Listed records
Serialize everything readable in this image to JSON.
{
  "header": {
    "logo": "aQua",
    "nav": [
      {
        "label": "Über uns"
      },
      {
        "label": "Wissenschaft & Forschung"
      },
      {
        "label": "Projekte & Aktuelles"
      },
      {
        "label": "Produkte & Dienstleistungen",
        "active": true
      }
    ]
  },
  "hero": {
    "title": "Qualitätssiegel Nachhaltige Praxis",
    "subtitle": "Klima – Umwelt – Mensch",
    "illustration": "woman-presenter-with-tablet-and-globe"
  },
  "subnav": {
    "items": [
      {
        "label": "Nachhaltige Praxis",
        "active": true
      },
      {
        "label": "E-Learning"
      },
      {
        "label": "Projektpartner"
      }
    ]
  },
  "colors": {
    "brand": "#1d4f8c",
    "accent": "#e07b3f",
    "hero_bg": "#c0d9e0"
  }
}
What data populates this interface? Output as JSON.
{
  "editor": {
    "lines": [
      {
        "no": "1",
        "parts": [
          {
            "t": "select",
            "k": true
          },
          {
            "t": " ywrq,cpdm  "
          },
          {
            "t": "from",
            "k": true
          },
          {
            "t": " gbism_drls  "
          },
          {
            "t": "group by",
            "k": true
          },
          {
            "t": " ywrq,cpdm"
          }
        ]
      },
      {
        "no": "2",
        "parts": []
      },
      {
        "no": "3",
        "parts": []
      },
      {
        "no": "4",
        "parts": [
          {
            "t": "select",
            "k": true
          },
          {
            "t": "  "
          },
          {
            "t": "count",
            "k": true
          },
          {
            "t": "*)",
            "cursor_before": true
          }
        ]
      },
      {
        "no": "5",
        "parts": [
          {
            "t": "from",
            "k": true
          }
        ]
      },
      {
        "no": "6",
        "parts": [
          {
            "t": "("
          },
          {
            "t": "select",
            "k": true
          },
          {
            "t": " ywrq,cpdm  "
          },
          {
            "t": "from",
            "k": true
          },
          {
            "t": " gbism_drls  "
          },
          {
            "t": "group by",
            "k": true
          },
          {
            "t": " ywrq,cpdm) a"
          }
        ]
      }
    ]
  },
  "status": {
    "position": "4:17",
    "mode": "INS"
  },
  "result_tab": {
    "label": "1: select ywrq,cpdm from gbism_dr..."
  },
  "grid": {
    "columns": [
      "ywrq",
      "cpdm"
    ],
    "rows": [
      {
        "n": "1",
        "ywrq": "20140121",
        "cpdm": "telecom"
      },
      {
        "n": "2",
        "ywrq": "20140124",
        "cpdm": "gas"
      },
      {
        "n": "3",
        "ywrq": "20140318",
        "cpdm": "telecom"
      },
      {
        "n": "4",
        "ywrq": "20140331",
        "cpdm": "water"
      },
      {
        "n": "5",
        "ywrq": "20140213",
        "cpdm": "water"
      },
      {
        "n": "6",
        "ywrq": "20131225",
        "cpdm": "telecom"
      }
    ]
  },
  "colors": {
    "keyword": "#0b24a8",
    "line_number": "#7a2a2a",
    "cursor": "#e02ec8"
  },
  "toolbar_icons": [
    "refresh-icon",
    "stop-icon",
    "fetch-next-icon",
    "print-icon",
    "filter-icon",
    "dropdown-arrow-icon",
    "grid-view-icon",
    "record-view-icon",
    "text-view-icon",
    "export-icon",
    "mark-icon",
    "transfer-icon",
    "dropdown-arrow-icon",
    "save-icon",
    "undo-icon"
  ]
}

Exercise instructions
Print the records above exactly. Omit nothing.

Response area
Serialize everything readable in this image to JSON.
{
  "header": {
    "logo": "aQua",
    "nav": [
      {
        "label": "Über uns"
      },
      {
        "label": "Wissenschaft & Forschung"
      },
      {
        "label": "Projekte & Aktuelles"
      },
      {
        "label": "Produkte & Dienstleistungen",
        "active": true
      }
    ]
  },
  "hero": {
    "title": "Qualitätssiegel Nachhaltige Praxis",
    "subtitle": "Klima – Umwelt – Mensch",
    "illustration": "woman-presenter-with-tablet-and-globe"
  },
  "subnav": {
    "items": [
      {
        "label": "Nachhaltige Praxis",
        "active": true
      },
      {
        "label": "E-Learning"
      },
      {
        "label": "Projektpartner"
      }
    ]
  },
  "colors": {
    "brand": "#1d4f8c",
    "accent": "#e07b3f",
    "hero_bg": "#c0d9e0"
  }
}
What data populates this interface? Output as JSON.
{
  "editor": {
    "lines": [
      {
        "no": "1",
        "parts": [
          {
            "t": "select",
            "k": true
          },
          {
            "t": " ywrq,cpdm  "
          },
          {
            "t": "from",
            "k": true
          },
          {
            "t": " gbism_drls  "
          },
          {
            "t": "group by",
            "k": true
          },
          {
            "t": " ywrq,cpdm"
          }
        ]
      },
      {
        "no": "2",
        "parts": []
      },
      {
        "no": "3",
        "parts": []
      },
      {
        "no": "4",
        "parts": [
          {
            "t": "select",
            "k": true
          },
          {
            "t": "  "
          },
          {
            "t": "count",
            "k": true
          },
          {
            "t": "*)",
            "cursor_before": true
          }
        ]
      },
      {
        "no": "5",
        "parts": [
          {
            "t": "from",
            "k": true
          }
        ]
      },
      {
        "no": "6",
        "parts": [
          {
            "t": "("
          },
          {
            "t": "select",
            "k": true
          },
          {
            "t": " ywrq,cpdm  "
          },
          {
            "t": "from",
            "k": true
          },
          {
            "t": " gbism_drls  "
          },
          {
            "t": "group by",
            "k": true
          },
          {
            "t": " ywrq,cpdm) a"
          }
        ]
      }
    ]
  },
  "status": {
    "position": "4:17",
    "mode": "INS"
  },
  "result_tab": {
    "label": "1: select ywrq,cpdm from gbism_dr..."
  },
  "grid": {
    "columns": [
      "ywrq",
      "cpdm"
    ],
    "rows": [
      {
        "n": "1",
        "ywrq": "20140121",
        "cpdm": "telecom"
      },
      {
        "n": "2",
        "ywrq": "20140124",
        "cpdm": "gas"
      },
      {
        "n": "3",
        "ywrq": "20140318",
        "cpdm": "telecom"
      },
      {
        "n": "4",
        "ywrq": "20140331",
        "cpdm": "water"
      },
      {
        "n": "5",
        "ywrq": "20140213",
        "cpdm": "water"
      },
      {
        "n": "6",
        "ywrq": "20131225",
        "cpdm": "telecom"
      }
    ]
  },
  "colors": {
    "keyword": "#0b24a8",
    "line_number": "#7a2a2a",
    "cursor": "#e02ec8"
  },
  "toolbar_icons": [
    "refresh-icon",
    "stop-icon",
    "fetch-next-icon",
    "print-icon",
    "filter-icon",
    "dropdown-arrow-icon",
    "grid-view-icon",
    "record-view-icon",
    "text-view-icon",
    "export-icon",
    "mark-icon",
    "transfer-icon",
    "dropdown-arrow-icon",
    "save-icon",
    "undo-icon"
  ]
}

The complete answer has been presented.